Each record must appear in your answer exactly as it does below.

BEGIN SOURCE DATA

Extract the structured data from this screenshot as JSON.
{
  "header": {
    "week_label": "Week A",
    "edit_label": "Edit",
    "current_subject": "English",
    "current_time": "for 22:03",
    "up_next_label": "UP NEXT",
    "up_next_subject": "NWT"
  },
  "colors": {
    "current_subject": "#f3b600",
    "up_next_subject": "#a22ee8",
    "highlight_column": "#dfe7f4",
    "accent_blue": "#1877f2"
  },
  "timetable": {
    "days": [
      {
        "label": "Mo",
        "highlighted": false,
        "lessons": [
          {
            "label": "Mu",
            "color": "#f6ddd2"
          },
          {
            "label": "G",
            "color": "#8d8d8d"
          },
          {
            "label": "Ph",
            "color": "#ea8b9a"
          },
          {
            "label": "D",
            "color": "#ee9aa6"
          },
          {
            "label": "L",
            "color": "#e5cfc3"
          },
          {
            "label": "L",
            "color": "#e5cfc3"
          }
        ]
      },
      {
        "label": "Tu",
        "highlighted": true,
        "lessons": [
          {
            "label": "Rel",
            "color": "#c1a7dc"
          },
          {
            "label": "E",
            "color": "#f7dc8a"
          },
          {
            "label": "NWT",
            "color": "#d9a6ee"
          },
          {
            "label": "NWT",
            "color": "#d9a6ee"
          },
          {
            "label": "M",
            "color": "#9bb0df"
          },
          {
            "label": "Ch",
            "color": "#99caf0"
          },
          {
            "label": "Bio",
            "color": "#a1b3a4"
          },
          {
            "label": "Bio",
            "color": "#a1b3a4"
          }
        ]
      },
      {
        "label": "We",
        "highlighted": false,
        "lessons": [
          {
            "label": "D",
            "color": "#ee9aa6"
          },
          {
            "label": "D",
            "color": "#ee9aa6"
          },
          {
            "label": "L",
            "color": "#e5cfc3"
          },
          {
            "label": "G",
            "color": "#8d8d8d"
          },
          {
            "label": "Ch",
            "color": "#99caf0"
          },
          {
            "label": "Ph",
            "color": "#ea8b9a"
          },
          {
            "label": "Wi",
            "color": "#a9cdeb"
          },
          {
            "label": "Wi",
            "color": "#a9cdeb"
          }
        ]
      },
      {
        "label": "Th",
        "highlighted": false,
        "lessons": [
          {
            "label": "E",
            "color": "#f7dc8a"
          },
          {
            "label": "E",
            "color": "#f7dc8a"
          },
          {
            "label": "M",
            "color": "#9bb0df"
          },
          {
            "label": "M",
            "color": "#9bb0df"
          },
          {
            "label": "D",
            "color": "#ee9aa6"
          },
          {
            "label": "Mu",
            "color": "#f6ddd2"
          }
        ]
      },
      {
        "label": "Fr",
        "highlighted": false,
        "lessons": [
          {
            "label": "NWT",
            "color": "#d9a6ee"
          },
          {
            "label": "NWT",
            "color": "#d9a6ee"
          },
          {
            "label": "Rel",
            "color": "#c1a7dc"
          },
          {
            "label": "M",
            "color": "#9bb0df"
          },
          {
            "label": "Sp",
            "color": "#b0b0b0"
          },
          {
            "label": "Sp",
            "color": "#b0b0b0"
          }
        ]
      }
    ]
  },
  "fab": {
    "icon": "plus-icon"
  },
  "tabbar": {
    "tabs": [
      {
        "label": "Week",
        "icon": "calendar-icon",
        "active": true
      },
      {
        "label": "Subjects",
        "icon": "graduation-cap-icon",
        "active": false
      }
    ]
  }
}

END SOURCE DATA

▶ TASK OUTPUT
Extract the structured data from this screenshot as JSON.
{
  "header": {
    "week_label": "Week A",
    "edit_label": "Edit",
    "current_subject": "English",
    "current_time": "for 22:03",
    "up_next_label": "UP NEXT",
    "up_next_subject": "NWT"
  },
  "colors": {
    "current_subject": "#f3b600",
    "up_next_subject": "#a22ee8",
    "highlight_column": "#dfe7f4",
    "accent_blue": "#1877f2"
  },
  "timetable": {
    "days": [
      {
        "label": "Mo",
        "highlighted": false,
        "lessons": [
          {
            "label": "Mu",
            "color": "#f6ddd2"
          },
          {
            "label": "G",
            "color": "#8d8d8d"
          },
          {
            "label": "Ph",
            "color": "#ea8b9a"
          },
          {
            "label": "D",
            "color": "#ee9aa6"
          },
          {
            "label": "L",
            "color": "#e5cfc3"
          },
          {
            "label": "L",
            "color": "#e5cfc3"
          }
        ]
      },
      {
        "label": "Tu",
        "highlighted": true,
        "lessons": [
          {
            "label": "Rel",
            "color": "#c1a7dc"
          },
          {
            "label": "E",
            "color": "#f7dc8a"
          },
          {
            "label": "NWT",
            "color": "#d9a6ee"
          },
          {
            "label": "NWT",
            "color": "#d9a6ee"
          },
          {
            "label": "M",
            "color": "#9bb0df"
          },
          {
            "label": "Ch",
            "color": "#99caf0"
          },
          {
            "label": "Bio",
            "color": "#a1b3a4"
          },
          {
            "label": "Bio",
            "color": "#a1b3a4"
          }
        ]
      },
      {
        "label": "We",
        "highlighted": false,
        "lessons": [
          {
            "label": "D",
            "color": "#ee9aa6"
          },
          {
            "label": "D",
            "color": "#ee9aa6"
          },
          {
            "label": "L",
            "color": "#e5cfc3"
          },
          {
            "label": "G",
            "color": "#8d8d8d"
          },
          {
            "label": "Ch",
            "color": "#99caf0"
          },
          {
            "label": "Ph",
            "color": "#ea8b9a"
          },
          {
            "label": "Wi",
            "color": "#a9cdeb"
          },
          {
            "label": "Wi",
            "color": "#a9cdeb"
          }
        ]
      },
      {
        "label": "Th",
        "highlighted": false,
        "lessons": [
          {
            "label": "E",
            "color": "#f7dc8a"
          },
          {
            "label": "E",
            "color": "#f7dc8a"
          },
          {
            "label": "M",
            "color": "#9bb0df"
          },
          {
            "label": "M",
            "color": "#9bb0df"
          },
          {
            "label": "D",
            "color": "#ee9aa6"
          },
          {
            "label": "Mu",
            "color": "#f6ddd2"
          }
        ]
      },
      {
        "label": "Fr",
        "highlighted": false,
        "lessons": [
          {
            "label": "NWT",
            "color": "#d9a6ee"
          },
          {
            "label": "NWT",
            "color": "#d9a6ee"
          },
          {
            "label": "Rel",
            "color": "#c1a7dc"
          },
          {
            "label": "M",
            "color": "#9bb0df"
          },
          {
            "label": "Sp",
            "color": "#b0b0b0"
          },
          {
            "label": "Sp",
            "color": "#b0b0b0"
          }
        ]
      }
    ]
  },
  "fab": {
    "icon": "plus-icon"
  },
  "tabbar": {
    "tabs": [
      {
        "label": "Week",
        "icon": "calendar-icon",
        "active": true
      },
      {
        "label": "Subjects",
        "icon": "graduation-cap-icon",
        "active": false
      }
    ]
  }
}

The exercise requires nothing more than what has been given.